━━━━━ Data under study ━━━━━
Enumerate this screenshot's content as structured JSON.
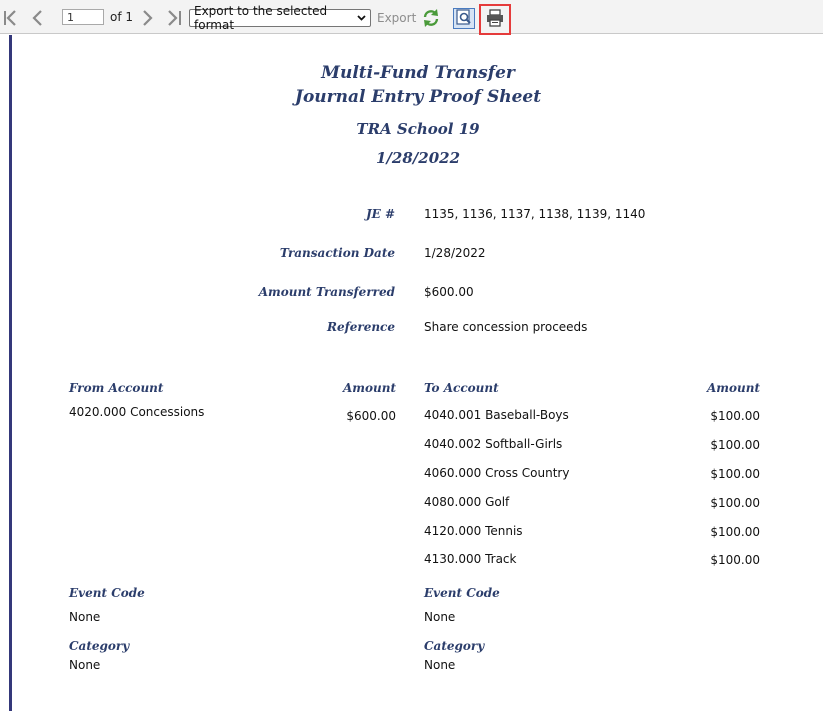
{
  "toolbar": {
    "page_value": "1",
    "page_of": "of 1",
    "export_format": "Export to the selected format",
    "export_label": "Export"
  },
  "report": {
    "title_line1": "Multi-Fund Transfer",
    "title_line2": "Journal Entry Proof Sheet",
    "school": "TRA School 19",
    "date": "1/28/2022",
    "fields": {
      "je_label": "JE #",
      "je_value": "1135, 1136, 1137, 1138, 1139, 1140",
      "tdate_label": "Transaction Date",
      "tdate_value": "1/28/2022",
      "amount_label": "Amount Transferred",
      "amount_value": "$600.00",
      "reference_label": "Reference",
      "reference_value": "Share concession proceeds"
    },
    "from": {
      "header": "From Account",
      "amount_header": "Amount",
      "account": "4020.000 Concessions",
      "amount": "$600.00",
      "event_code_label": "Event Code",
      "event_code_value": "None",
      "category_label": "Category",
      "category_value": "None"
    },
    "to": {
      "header": "To Account",
      "amount_header": "Amount",
      "rows": [
        {
          "account": "4040.001 Baseball-Boys",
          "amount": "$100.00"
        },
        {
          "account": "4040.002 Softball-Girls",
          "amount": "$100.00"
        },
        {
          "account": "4060.000 Cross Country",
          "amount": "$100.00"
        },
        {
          "account": "4080.000 Golf",
          "amount": "$100.00"
        },
        {
          "account": "4120.000 Tennis",
          "amount": "$100.00"
        },
        {
          "account": "4130.000 Track",
          "amount": "$100.00"
        }
      ],
      "event_code_label": "Event Code",
      "event_code_value": "None",
      "category_label": "Category",
      "category_value": "None"
    }
  },
  "colors": {
    "report_heading": "#2b3d6b",
    "highlight_box": "#e53b3b",
    "left_rule": "#34387a"
  }
}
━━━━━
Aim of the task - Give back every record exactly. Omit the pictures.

Task result -
Enumerate this screenshot's content as structured JSON.
{
  "toolbar": {
    "page_value": "1",
    "page_of": "of 1",
    "export_format": "Export to the selected format",
    "export_label": "Export"
  },
  "report": {
    "title_line1": "Multi-Fund Transfer",
    "title_line2": "Journal Entry Proof Sheet",
    "school": "TRA School 19",
    "date": "1/28/2022",
    "fields": {
      "je_label": "JE #",
      "je_value": "1135, 1136, 1137, 1138, 1139, 1140",
      "tdate_label": "Transaction Date",
      "tdate_value": "1/28/2022",
      "amount_label": "Amount Transferred",
      "amount_value": "$600.00",
      "reference_label": "Reference",
      "reference_value": "Share concession proceeds"
    },
    "from": {
      "header": "From Account",
      "amount_header": "Amount",
      "account": "4020.000 Concessions",
      "amount": "$600.00",
      "event_code_label": "Event Code",
      "event_code_value": "None",
      "category_label": "Category",
      "category_value": "None"
    },
    "to": {
      "header": "To Account",
      "amount_header": "Amount",
      "rows": [
        {
          "account": "4040.001 Baseball-Boys",
          "amount": "$100.00"
        },
        {
          "account": "4040.002 Softball-Girls",
          "amount": "$100.00"
        },
        {
          "account": "4060.000 Cross Country",
          "amount": "$100.00"
        },
        {
          "account": "4080.000 Golf",
          "amount": "$100.00"
        },
        {
          "account": "4120.000 Tennis",
          "amount": "$100.00"
        },
        {
          "account": "4130.000 Track",
          "amount": "$100.00"
        }
      ],
      "event_code_label": "Event Code",
      "event_code_value": "None",
      "category_label": "Category",
      "category_value": "None"
    }
  },
  "colors": {
    "report_heading": "#2b3d6b",
    "highlight_box": "#e53b3b",
    "left_rule": "#34387a"
  }
}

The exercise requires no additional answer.